Chevron Tang - Ctenochaetus hawaiiensis Profile

Juvenile Chevron Tang. Keoki Stender

Scientific Name:

Ctenochaetus hawaiiensis (Randall, 1955)

Other Common Names:

Hawaiian Black Surgeonfish, Hawaiian Black Kole.

Identification:

The juvenile stage of the Chevron Tang is very colorful. In captivity, the Chevron Tang Seems to retain its juvenile colors for quite a while longer than it seems to in the wild. We know of several cases where the Chevron retained its juvenile colors for over 3 years, whereas in the wild, the Chevron seems to shift to its adult colors after a year.

However, once in the adult stage the red and purple colors fade and it becomes dark brown, almost black, with the sides of the body and head marked by many fine, horizontal, yellowish-gray lines. Because the adult stage of the Chevron Tang is similar in appearance to that of a Kole (Yellow-Eye Surgeonfish) Tang, it is referred to as the Hawaiian Black Kole. The differences are that it does not have the yellow ring around the eye, the body is darker in color, and its pectoral fins turn a dark brown color, where the Kole's pectoral fins are almost transparent.

Distribution:

The distribution of this fish extends from Hawaii southeastward to eastern Polynesia, southward to central Polynesia, westward to the Marianas Islands, and doubtless to many other adjoining areas. The adults inhabit the shallower oxygen enriched waters close to the surge zone of the reef where rocks and crevices are found, often collecting in schools.

The juveniles prefer the deeper, finger coral inhabited waters and live singly.

Diet:

This fish is a herbivore, with its main diet consisting of marine microalgae growth. To learn more about the overall characteristics, compatibility and feeding of this fish, refer to our Tang & Surgeonfish Family Profile.

The Chevron Tang is excellent for keeping the Brown (diatom) Algae and Green Hair Algae from over running your aquarium.

Characteristics:

This is not an overly aggressive fish, so it may get picked on by more aggressive surgeonfishes. It will usually get along well with other tank inhabitants, with the exception of its own kind, and it rarely bothers sessile invertebrates.

Breeding:

The Chevron Tang, like other Surgeonfish, is pelagic (a "free-spawner"), spawning in groups. The female ejects her small eggs in the water column after which the male swims over and through the egg "cloud", fertilizing as he goes. The female produces hundreds of eggs at a time a number of times per year, usually in the spring and summer months.

The clear fertilized eggs float to the surface and join the stream of plankton where the larva feed and develop into miniature adults, lacking the orange/red dot at the base of the tail.
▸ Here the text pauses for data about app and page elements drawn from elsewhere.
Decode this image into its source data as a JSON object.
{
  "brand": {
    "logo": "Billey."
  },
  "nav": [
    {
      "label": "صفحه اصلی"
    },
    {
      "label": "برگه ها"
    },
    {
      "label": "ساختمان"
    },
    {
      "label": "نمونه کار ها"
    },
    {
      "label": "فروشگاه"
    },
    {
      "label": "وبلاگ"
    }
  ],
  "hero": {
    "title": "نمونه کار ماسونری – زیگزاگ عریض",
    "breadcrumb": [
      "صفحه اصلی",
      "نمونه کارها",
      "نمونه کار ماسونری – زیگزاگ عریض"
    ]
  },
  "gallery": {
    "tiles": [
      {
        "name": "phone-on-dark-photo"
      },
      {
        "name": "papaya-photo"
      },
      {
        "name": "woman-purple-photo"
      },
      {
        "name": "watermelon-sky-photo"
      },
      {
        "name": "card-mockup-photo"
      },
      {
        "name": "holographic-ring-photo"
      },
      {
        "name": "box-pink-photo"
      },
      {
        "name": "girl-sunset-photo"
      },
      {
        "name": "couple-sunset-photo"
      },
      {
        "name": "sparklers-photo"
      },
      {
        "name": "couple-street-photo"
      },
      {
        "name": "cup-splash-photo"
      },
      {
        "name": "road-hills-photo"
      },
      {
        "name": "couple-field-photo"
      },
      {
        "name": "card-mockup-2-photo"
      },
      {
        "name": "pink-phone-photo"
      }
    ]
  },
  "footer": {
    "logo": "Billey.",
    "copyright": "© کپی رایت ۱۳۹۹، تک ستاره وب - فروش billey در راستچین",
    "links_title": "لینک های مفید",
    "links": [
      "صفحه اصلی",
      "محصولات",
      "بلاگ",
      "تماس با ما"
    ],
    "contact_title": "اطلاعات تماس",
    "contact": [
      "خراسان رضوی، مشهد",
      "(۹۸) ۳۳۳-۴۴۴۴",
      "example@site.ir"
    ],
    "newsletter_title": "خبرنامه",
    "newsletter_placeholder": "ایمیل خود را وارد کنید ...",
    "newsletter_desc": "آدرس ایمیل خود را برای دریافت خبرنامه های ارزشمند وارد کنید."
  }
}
The juvenile Achilles eventually descend onto the reef where they take refuge and grow to maturity.

Care Rating:

We give the Chevron Tang a 5 STAR Care Rating Level. If you can get one of these fish in the juvenile stage, great. They are beautiful and do well in tank life, but be aware!

They will loose their juvenile colors as they grow into adults and become much larger. Even so, as an adult it is a nice looking fish, as well as a good algae eater.

Notes From Your Guides:

When we saw and caught our first juvenile Chevron Tang, we had no idea what it was. We had never seen one before and our Tinker book did not have a juvenile photo or description. We called it a "Flame-Kole", because its colors looked so much like a Flame Angel and it had the shape of a Kole Tang. Perhaps we had discovered a new species of fish? Knowing it was a Surgeonfish we were going to name it something like Acanthurus hauteratus. We were a little disappointed to find out we were not going to have fish named after us, but we were excited to have actually caught one of these fish that we had heard so much about.

While we saw a number of juvenile Chevron Tangs off the coast of Moloka'i, we were only able to capture one due to the type of coral (Staghorn) the fish was hiding in. It was very frustrating chasing them through the coral only to see them pop up a few yards away from the net.